The Overlook Trail, which will connect Dolores with House Creek, is getting a closer look from Colorado Parks and Wildlife.
The area of the new non-motorized trail is critical winter range for elk, and may require a seasonal closure, said Derek Padilla, the Dolores district ranger.
“They are considering a Dec. 31 to March 1 closure for all users, including hikers and skiers,” Padilla said.
The House Creek area of McPhee Reservoir is already a winter closure area for motorized vehicles to protect elk and deer herds.
The San Juan National Forest is seeking a $100,000 grant to complete construction of the five-mile Overlook trail. The town of Dolores and the Southwest Conservation Corps completed the first quarter-mile of the trail from the cemetery to the rim.
Also on the forest, the round-headed pine beetle increased its destructive path in 2014, and is expected to be a continued problem.
The beetle is more commonly found in Mexico, New Mexico and Arizona, but has been moving up into southwest Colorado because of dry and warm weather. They are attracted to pine trees stressed from drought.
The beetle infestation was discovered in 2012 in the remote Lake Canyon area on the east side of the Dolores River, five miles north of Bakers Bridge.
In 2013, they heavily damaged 300 acres of ponderosa pine stands. Last year it moved north and east, and another 200 to 300 acres of pine forest suffered significant losses, said forester Mark Krabath.
A 2014 environmental assessment authorized 3,200 acres of treatment in the area to try and stop the bug’s progress. Foresters will do thinning to increase the health of remaining trees so they can resist the beetle.
A 30-acre timber sale of pine trees killed from the beetle was prepped and will be offered this Spring. Beetle-kill pine is still good for lumber, and takes on a blue hue appreciated by furniture builders. It also is used for firewood.
In addition, 200 acres of infected ponderosa forest will be treated through mowing and mastication to limit the beetle’s population.
“If we can stop its population from taking off and improve the health and vigor of pine stands, it might move away,” Krabath said.
Beetle infestations act like wildfires in a way, with the wind blowing the bug up to a half-mile away where they cause damage. Foresters look for such spotting and then remove the trees to try and starve them out.
Pine beetles are endemic to a healthy forest ecosystem. But they can overrun a forest if the trees are stressed from drought, which limits their defensive mechanism against beetles by pushing out sap.

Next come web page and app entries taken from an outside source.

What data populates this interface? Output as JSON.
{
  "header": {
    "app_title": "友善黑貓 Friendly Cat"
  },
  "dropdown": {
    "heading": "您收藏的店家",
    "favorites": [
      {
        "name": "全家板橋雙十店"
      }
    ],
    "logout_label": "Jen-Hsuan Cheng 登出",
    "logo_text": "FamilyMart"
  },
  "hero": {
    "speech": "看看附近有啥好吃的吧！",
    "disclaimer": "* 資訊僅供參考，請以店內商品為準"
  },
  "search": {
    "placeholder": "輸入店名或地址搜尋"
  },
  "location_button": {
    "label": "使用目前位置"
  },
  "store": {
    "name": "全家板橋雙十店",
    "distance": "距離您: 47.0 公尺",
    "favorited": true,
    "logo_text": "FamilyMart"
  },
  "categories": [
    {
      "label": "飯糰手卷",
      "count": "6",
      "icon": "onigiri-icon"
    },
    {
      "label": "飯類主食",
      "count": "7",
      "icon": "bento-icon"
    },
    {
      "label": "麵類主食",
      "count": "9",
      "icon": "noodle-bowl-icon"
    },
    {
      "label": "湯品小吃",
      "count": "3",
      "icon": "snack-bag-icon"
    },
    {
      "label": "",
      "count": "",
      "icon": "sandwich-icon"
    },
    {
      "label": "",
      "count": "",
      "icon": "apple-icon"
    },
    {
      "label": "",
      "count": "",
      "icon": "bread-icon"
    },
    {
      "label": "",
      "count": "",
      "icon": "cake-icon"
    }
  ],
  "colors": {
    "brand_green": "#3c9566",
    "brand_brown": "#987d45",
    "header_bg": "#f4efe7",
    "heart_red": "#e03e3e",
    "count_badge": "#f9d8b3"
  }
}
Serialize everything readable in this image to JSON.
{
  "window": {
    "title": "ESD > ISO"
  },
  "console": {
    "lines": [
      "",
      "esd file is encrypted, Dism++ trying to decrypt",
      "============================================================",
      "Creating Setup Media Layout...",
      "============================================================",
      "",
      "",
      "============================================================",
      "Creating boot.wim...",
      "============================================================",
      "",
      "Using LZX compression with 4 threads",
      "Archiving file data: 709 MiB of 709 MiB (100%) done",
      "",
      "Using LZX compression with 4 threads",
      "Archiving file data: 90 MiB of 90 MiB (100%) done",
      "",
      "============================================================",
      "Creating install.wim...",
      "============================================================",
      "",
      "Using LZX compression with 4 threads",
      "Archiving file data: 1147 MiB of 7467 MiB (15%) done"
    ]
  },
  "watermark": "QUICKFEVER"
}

“They typically hit the larger diameter trees depended on for a good cone crop,” Krabath said.
If the round-headed beetle invasion did get a good run going, it would likely impact the Glade area and potentially effect thousands of acres. But foresters hope it will fizzle out once it hits Disappointment Canyon, where there are fewer pine forests. Most beetle epidemics fade out after three or four years.
The beetle has a one-year life cycle, flying in the fall and burrowing into trees to build galleries and lay eggs. Larvae overwinter in the trees and feed, damaging the cambium structure needed for the tree to pull up water and nutrients. Consistent below zero weather can kill off the beetle.